This latte art throwdown in Providence, R.I. asked for donations at the door, as well as hosting a raffle of awesome, high priced prizes from favorite local businesses.  

 

Tips for Marketing Your Event

 

Community groups

Check to see if your city or town has local coffee groups.  For instance, in New Jersey we have instagram accounts like @NJ.Coffee.Events and @newjerseytnt who will re-post your event to the local coffee community.  This is the same with larger companies. Publications like Barista Magazine will gladly post about your event for free. If your town doesn’t have a coffee community group, you could start one!

Flyers, postcards

Flyers, postcards, and general social media marketing is crucial to get the word out for your event, but not everyone has a marketing person on their team to create visual masterpieces.  That’s okay! You can really do anything, including drawings and collages!

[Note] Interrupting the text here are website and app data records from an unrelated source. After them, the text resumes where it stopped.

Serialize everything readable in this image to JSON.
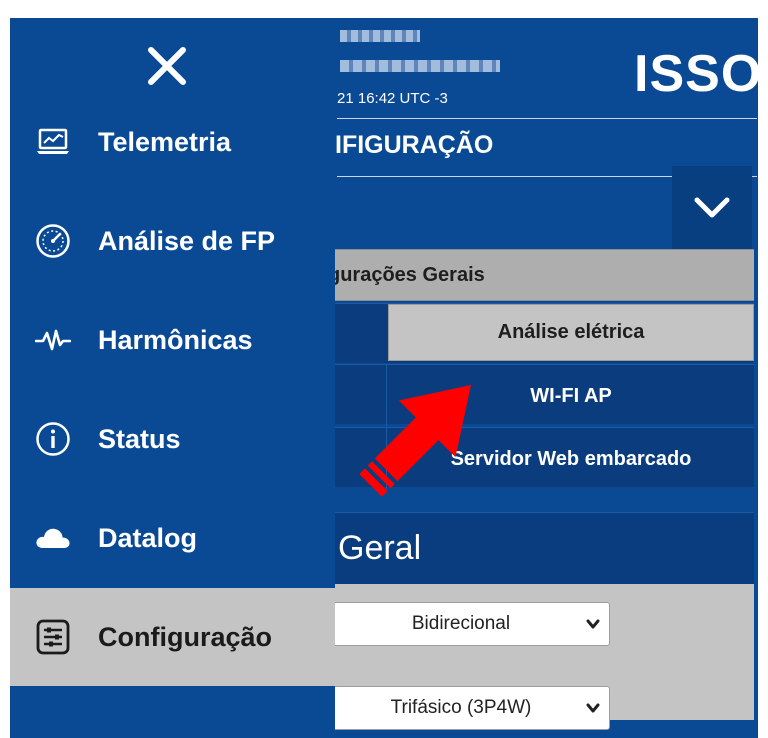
{
  "header": {
    "timestamp": "21 16:42 UTC -3",
    "brand": "ISSO",
    "section_title": "IFIGURAÇÃO"
  },
  "submenu": {
    "header": "gurações Gerais",
    "items": [
      {
        "label": "Análise elétrica",
        "selected": true
      },
      {
        "label": "WI-FI AP",
        "selected": false
      },
      {
        "label": "Servidor Web embarcado",
        "selected": false
      }
    ]
  },
  "panel": {
    "title": "Geral",
    "selects": [
      {
        "value": "Bidirecional"
      },
      {
        "value": "Trifásico (3P4W)"
      }
    ]
  },
  "drawer": {
    "items": [
      {
        "label": "Telemetria",
        "icon": "laptop-chart-icon"
      },
      {
        "label": "Análise de FP",
        "icon": "gauge-icon"
      },
      {
        "label": "Harmônicas",
        "icon": "waveform-icon"
      },
      {
        "label": "Status",
        "icon": "info-icon"
      },
      {
        "label": "Datalog",
        "icon": "cloud-icon"
      },
      {
        "label": "Configuração",
        "icon": "settings-list-icon",
        "active": true
      }
    ]
  },
  "colors": {
    "primary": "#0a4a95",
    "dark_primary": "#0b3d7e",
    "highlight_gray": "#c4c4c4",
    "annotation_red": "#ff0000"
  }
}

Also check out free programs like www.canva.com or the “Studio” app to create professional looking designs.


Similar industries

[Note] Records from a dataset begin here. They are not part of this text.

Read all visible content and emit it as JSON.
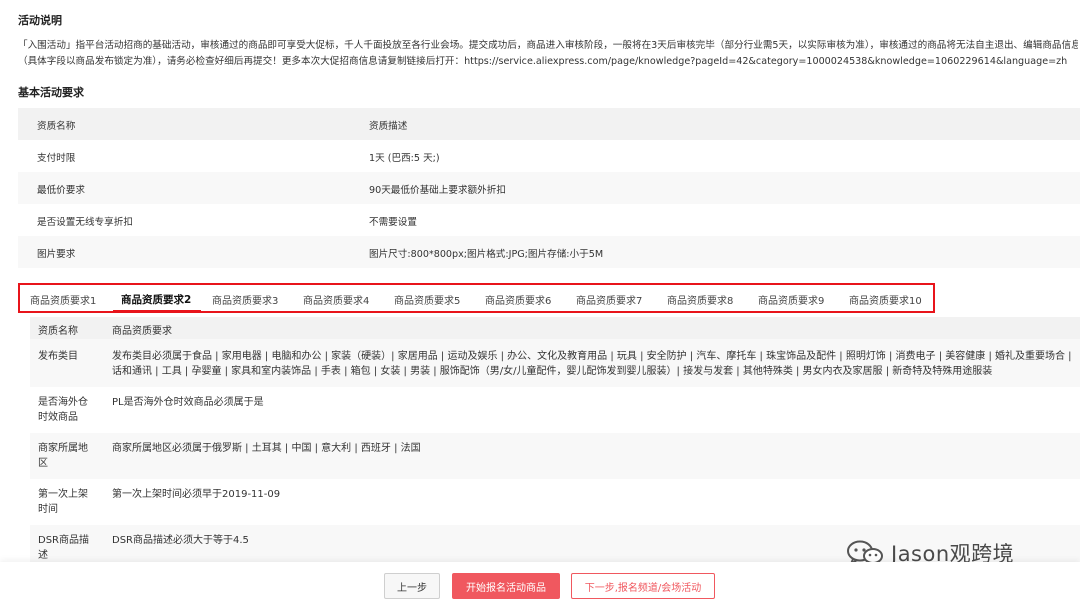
{
  "activity": {
    "title": "活动说明",
    "lines": [
      "「入围活动」指平台活动招商的基础活动，审核通过的商品即可享受大促标，千人千面投放至各行业会场。提交成功后，商品进入审核阶段，一般将在3天后审核完毕（部分行业需5天，以实际审核为准），审核通过的商品将无法自主退出、编辑商品信息",
      "（具体字段以商品发布锁定为准），请务必检查好细后再提交！更多本次大促招商信息请复制链接后打开：https://service.aliexpress.com/page/knowledge?pageId=42&category=1000024538&knowledge=1060229614&language=zh"
    ]
  },
  "basic": {
    "title": "基本活动要求",
    "header": {
      "name": "资质名称",
      "desc": "资质描述"
    },
    "rows": [
      {
        "name": "支付时限",
        "desc": "1天 (巴西:5 天;)"
      },
      {
        "name": "最低价要求",
        "desc": "90天最低价基础上要求额外折扣"
      },
      {
        "name": "是否设置无线专享折扣",
        "desc": "不需要设置"
      },
      {
        "name": "图片要求",
        "desc": "图片尺寸:800*800px;图片格式:JPG;图片存储:小于5M"
      }
    ]
  },
  "tabs": [
    "商品资质要求1",
    "商品资质要求2",
    "商品资质要求3",
    "商品资质要求4",
    "商品资质要求5",
    "商品资质要求6",
    "商品资质要求7",
    "商品资质要求8",
    "商品资质要求9",
    "商品资质要求10"
  ],
  "active_tab": 2,
  "requirements": {
    "header": {
      "name": "资质名称",
      "desc": "商品资质要求"
    },
    "rows": [
      {
        "name": "发布类目",
        "desc": [
          "发布类目必须属于食品 | 家用电器 | 电脑和办公 | 家装（硬装）| 家居用品 | 运动及娱乐 | 办公、文化及教育用品 | 玩具 | 安全防护 | 汽车、摩托车 | 珠宝饰品及配件 | 照明灯饰 | 消费电子 | 美容健康 | 婚礼及重要场合 | 鞋子 | 电子元器件 | 电",
          "话和通讯 | 工具 | 孕婴童 | 家具和室内装饰品 | 手表 | 箱包 | 女装 | 男装 | 服饰配饰（男/女/儿童配件，婴儿配饰发到婴儿服装）| 接发与发套 | 其他特殊类 | 男女内衣及家居服 | 新奇特及特殊用途服装"
        ]
      },
      {
        "name": [
          "是否海外仓",
          "时效商品"
        ],
        "desc": [
          "PL是否海外仓时效商品必须属于是"
        ]
      },
      {
        "name": [
          "商家所属地",
          "区"
        ],
        "desc": [
          "商家所属地区必须属于俄罗斯 | 土耳其 | 中国 | 意大利 | 西班牙 | 法国"
        ]
      },
      {
        "name": [
          "第一次上架",
          "时间"
        ],
        "desc": [
          "第一次上架时间必须早于2019-11-09"
        ]
      },
      {
        "name": [
          "DSR商品描",
          "述"
        ],
        "desc": [
          "DSR商品描述必须大于等于4.5"
        ]
      }
    ]
  },
  "footer": {
    "prev_label": "上一步",
    "start_label": "开始报名活动商品",
    "next_label": "下一步,报名频道/会场活动"
  },
  "watermark": {
    "text": "Jason观跨境"
  },
  "colors": {
    "accent": "#e8141b",
    "primary_button": "#f0585f",
    "row_alt": "#f8f8f8"
  }
}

You don’t have to stick to just coffee places to advertise your events.  Any food industries, especially bakeries and breweries, would probably have a similar customer base, or employees who would be interested in attending.  Invite the staff and ask if you could leave a flyer or some postcards for people to grab.  Also consider local universities!
 

Tips to Ensure a Smooth Event

 

Some of these items can fall under the radar, but they are super important not only for the people attending the event, but also for your company and you, the organizer!  

First, make sure you have a timeline and overall plan for the event, including who is in charge of what.  Also, think about the overall layout of your space and how you can make sure everyone, even the people way in the back, are having a good time.  Projector screens and a camera can help with this: projecting the lattes in a throwdown, for example, can ensure everyone can participate. 

Make sure you are up to date of your companies insurance policy for things like maximum occupancy, damages, and serving alcohol (if choosing to do so.)

Lastly, although it's rare that something negative will happen during your event, you do want to be prepared just in case.  It's a good idea to have a plan in case of an emergency, including if someone gets hurt, if your establishment becomes too crowded, or if someone is acting disorderly.  I've never encountered any of these things at an event, but I have been to events where the police have shown up.... for noise complaints!  The last thing to remember for a smooth event is to be courteous of your neighbors, especially if you are in a residential part of town.  Make sure your event doesn't go to late.  If people want to keep hanging out, have a recommendation of a restaurant or bar nearby that people can move on to!

Overall, giving yourself enough time, getting the word out, and being as organized as possible will practically ensure a successful and fun event! 

 A photo from one of Royal New York's regular Micro Lot Cupping events.  These events can involve 3 to 4 cupping flights and 30+ attendees.  It takes multiple people to make this event happen smoothly, but it gets easier every time and is always a success! 

A photo from one of Royal New York's regular Micro Lot Cupping events.  These events can involve 3 to 4 cupping flights and 30+ attendees.  It takes multiple people to make this event happen smoothly, but it gets easier every time and is always a success! 


About the author:

Ana Mallozzi is the Education and Quality Specialist at The Lab.  Throughout her coffee career, she's organized and executed coffee events big and small.  She was the assistant director for the Mid Atlantic Northeast Coffee Conference in Providence, Rhode Island, as well as a member of the Providence Coffee Society, which ran smaller quarterly coffee events.  She currently runs the instagram account @NJ.Coffee.Events. 

Please feel free reach out to her with any questions or if you'd like for a coffee event to be featured on @NJ.Coffee.Events.  A.Mallozzi@royalny.com